Also, if there is now the exception for Tier 2 Intra-Company Transferees to switch to Tier 2 (General) from within the UK, a similar exception should be considered for Chinese spouses/partners of British citizens. The Immigration Rules currently do not allow a non-UK spouse/partner of a British citizen to apply from within the UK if the spouse/partner holds a UK visitor visa. So for a Chinese spouse/partner who is in the UK on a visitor visa, they would need to travel back to China to submit the visa application. In some exceptional circumstances (for example where there are British children involved), the spouse/partner may be able to apply from within the UK but this would put them on a 10 year track to settlement, rather than the usual five year track to indefinite leave to remain. This could be costly for families and, given the policy is providing exceptions for Tier 2 migrants, why could the same not apply for Chinese spouses/partners of British nationals or those with settled status?

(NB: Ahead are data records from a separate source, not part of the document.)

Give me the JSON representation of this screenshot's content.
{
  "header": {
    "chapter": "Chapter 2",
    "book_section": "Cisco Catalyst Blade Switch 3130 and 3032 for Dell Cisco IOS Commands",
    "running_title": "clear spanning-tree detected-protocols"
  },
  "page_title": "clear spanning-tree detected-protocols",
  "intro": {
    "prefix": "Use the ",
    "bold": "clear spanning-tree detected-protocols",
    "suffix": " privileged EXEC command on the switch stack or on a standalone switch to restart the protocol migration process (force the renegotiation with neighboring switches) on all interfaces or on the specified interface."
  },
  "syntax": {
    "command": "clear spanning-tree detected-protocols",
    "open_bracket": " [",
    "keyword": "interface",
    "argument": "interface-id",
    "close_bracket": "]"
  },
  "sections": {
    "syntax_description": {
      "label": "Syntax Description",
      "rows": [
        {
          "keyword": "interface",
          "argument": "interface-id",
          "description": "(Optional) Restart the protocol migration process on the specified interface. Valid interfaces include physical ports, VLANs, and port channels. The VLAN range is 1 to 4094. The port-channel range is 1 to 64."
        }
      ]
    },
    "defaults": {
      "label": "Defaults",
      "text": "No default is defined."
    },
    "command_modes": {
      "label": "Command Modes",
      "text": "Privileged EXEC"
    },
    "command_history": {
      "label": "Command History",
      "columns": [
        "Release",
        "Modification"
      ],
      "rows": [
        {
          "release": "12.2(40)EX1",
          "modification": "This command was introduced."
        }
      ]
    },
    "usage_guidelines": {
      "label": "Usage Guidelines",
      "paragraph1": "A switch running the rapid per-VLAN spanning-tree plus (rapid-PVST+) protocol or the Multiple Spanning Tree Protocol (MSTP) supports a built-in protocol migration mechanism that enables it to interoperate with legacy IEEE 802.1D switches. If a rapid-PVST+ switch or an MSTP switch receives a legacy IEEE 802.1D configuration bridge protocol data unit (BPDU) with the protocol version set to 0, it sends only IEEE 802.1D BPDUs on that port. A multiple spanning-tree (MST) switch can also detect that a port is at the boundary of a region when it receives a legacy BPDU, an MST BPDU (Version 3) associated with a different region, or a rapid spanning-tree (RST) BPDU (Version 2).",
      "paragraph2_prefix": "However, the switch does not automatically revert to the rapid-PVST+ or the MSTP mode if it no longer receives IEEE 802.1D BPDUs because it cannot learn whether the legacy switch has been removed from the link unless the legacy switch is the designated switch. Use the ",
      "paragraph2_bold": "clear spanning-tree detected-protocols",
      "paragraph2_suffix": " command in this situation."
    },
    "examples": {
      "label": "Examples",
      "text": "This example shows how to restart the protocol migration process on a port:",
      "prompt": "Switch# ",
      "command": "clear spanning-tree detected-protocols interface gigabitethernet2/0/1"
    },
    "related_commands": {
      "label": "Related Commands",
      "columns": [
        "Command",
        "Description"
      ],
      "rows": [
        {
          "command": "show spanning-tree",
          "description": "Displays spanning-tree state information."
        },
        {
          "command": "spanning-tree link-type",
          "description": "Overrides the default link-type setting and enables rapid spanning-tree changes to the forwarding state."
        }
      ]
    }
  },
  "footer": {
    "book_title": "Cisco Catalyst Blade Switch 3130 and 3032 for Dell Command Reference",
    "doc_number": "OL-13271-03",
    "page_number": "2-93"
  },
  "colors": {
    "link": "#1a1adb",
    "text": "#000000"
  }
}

At present, the policy mirrors the health and travel advice, particularly in relation to China. The policy does not cover nationals from the other affected countries – Thailand, Japan, Republic of Korea, Hong Kong, Taiwan, Singapore, Malaysia and Macau. While the extent of the coronavirus outbreak may not be as severe in these countries compared to China, for citizens of the other affected countries who may be wary of returning to their home country, the guidance does not currently cover for this. If the situation worsens, the policy may change to reflect public health policies and travel advice to these other affected countries. In any event, it is probable that the policy will be reviewed nearer the date of 31 March 2020, when leave granted through the automatic extension ends.
A dedicated email address CIH@homeoffice.gov.uk has been put in place for those with queries not covered by this guidance and individuals can also call the coronavirus immigration helpline, so we are yet to see how the Home Office will address the gaps in this guidance.
Jessica Jim is an associate in our immigration team with experience advising on all aspects of UK immigration, nationality and European matters. She has particular expertise in advising entrepreneurs and acts for many high net worth individuals and families, particularly those from the Asia-pacific region. Jessica is a fluent Cantonese speaker and speaks some Mandarin.
Skip to content Home About Us Insights Services Contact Accessibility